● **Task instructions**
What is wanted is an exact copy of all the entries.

Top of The data

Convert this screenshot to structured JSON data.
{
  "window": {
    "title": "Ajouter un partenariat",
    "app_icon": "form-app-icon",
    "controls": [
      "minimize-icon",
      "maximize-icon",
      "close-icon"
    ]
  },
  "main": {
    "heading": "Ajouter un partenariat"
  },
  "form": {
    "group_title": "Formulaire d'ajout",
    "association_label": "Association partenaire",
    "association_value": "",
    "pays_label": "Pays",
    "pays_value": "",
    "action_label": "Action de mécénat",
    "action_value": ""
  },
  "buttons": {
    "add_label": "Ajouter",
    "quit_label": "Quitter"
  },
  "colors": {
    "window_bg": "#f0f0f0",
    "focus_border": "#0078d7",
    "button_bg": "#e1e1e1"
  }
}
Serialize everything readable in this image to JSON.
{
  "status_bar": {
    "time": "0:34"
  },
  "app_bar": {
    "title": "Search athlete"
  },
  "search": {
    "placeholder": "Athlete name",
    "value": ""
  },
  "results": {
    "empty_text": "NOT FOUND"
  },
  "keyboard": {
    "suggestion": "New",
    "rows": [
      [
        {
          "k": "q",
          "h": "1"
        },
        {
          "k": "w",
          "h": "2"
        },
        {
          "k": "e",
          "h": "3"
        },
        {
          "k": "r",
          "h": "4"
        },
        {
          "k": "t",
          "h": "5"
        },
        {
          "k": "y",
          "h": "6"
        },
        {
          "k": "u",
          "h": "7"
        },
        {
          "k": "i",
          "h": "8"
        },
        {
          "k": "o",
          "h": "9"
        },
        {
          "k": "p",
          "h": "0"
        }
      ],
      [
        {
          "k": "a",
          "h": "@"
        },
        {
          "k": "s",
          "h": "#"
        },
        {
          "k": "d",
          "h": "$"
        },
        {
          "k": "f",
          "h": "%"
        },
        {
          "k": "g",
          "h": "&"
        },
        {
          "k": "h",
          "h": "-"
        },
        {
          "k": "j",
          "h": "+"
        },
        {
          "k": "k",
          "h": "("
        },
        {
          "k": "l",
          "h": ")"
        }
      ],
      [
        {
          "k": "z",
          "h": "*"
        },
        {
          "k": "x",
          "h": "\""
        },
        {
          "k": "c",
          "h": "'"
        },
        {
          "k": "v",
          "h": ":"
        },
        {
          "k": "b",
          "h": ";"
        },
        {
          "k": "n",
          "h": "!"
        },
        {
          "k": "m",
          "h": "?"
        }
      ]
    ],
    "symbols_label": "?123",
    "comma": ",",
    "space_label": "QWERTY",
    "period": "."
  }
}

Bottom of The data

● **Answer for this exercise**
Convert this screenshot to structured JSON data.
{
  "window": {
    "title": "Ajouter un partenariat",
    "app_icon": "form-app-icon",
    "controls": [
      "minimize-icon",
      "maximize-icon",
      "close-icon"
    ]
  },
  "main": {
    "heading": "Ajouter un partenariat"
  },
  "form": {
    "group_title": "Formulaire d'ajout",
    "association_label": "Association partenaire",
    "association_value": "",
    "pays_label": "Pays",
    "pays_value": "",
    "action_label": "Action de mécénat",
    "action_value": ""
  },
  "buttons": {
    "add_label": "Ajouter",
    "quit_label": "Quitter"
  },
  "colors": {
    "window_bg": "#f0f0f0",
    "focus_border": "#0078d7",
    "button_bg": "#e1e1e1"
  }
}
Serialize everything readable in this image to JSON.
{
  "status_bar": {
    "time": "0:34"
  },
  "app_bar": {
    "title": "Search athlete"
  },
  "search": {
    "placeholder": "Athlete name",
    "value": ""
  },
  "results": {
    "empty_text": "NOT FOUND"
  },
  "keyboard": {
    "suggestion": "New",
    "rows": [
      [
        {
          "k": "q",
          "h": "1"
        },
        {
          "k": "w",
          "h": "2"
        },
        {
          "k": "e",
          "h": "3"
        },
        {
          "k": "r",
          "h": "4"
        },
        {
          "k": "t",
          "h": "5"
        },
        {
          "k": "y",
          "h": "6"
        },
        {
          "k": "u",
          "h": "7"
        },
        {
          "k": "i",
          "h": "8"
        },
        {
          "k": "o",
          "h": "9"
        },
        {
          "k": "p",
          "h": "0"
        }
      ],
      [
        {
          "k": "a",
          "h": "@"
        },
        {
          "k": "s",
          "h": "#"
        },
        {
          "k": "d",
          "h": "$"
        },
        {
          "k": "f",
          "h": "%"
        },
        {
          "k": "g",
          "h": "&"
        },
        {
          "k": "h",
          "h": "-"
        },
        {
          "k": "j",
          "h": "+"
        },
        {
          "k": "k",
          "h": "("
        },
        {
          "k": "l",
          "h": ")"
        }
      ],
      [
        {
          "k": "z",
          "h": "*"
        },
        {
          "k": "x",
          "h": "\""
        },
        {
          "k": "c",
          "h": "'"
        },
        {
          "k": "v",
          "h": ":"
        },
        {
          "k": "b",
          "h": ";"
        },
        {
          "k": "n",
          "h": "!"
        },
        {
          "k": "m",
          "h": "?"
        }
      ]
    ],
    "symbols_label": "?123",
    "comma": ",",
    "space_label": "QWERTY",
    "period": "."
  }
}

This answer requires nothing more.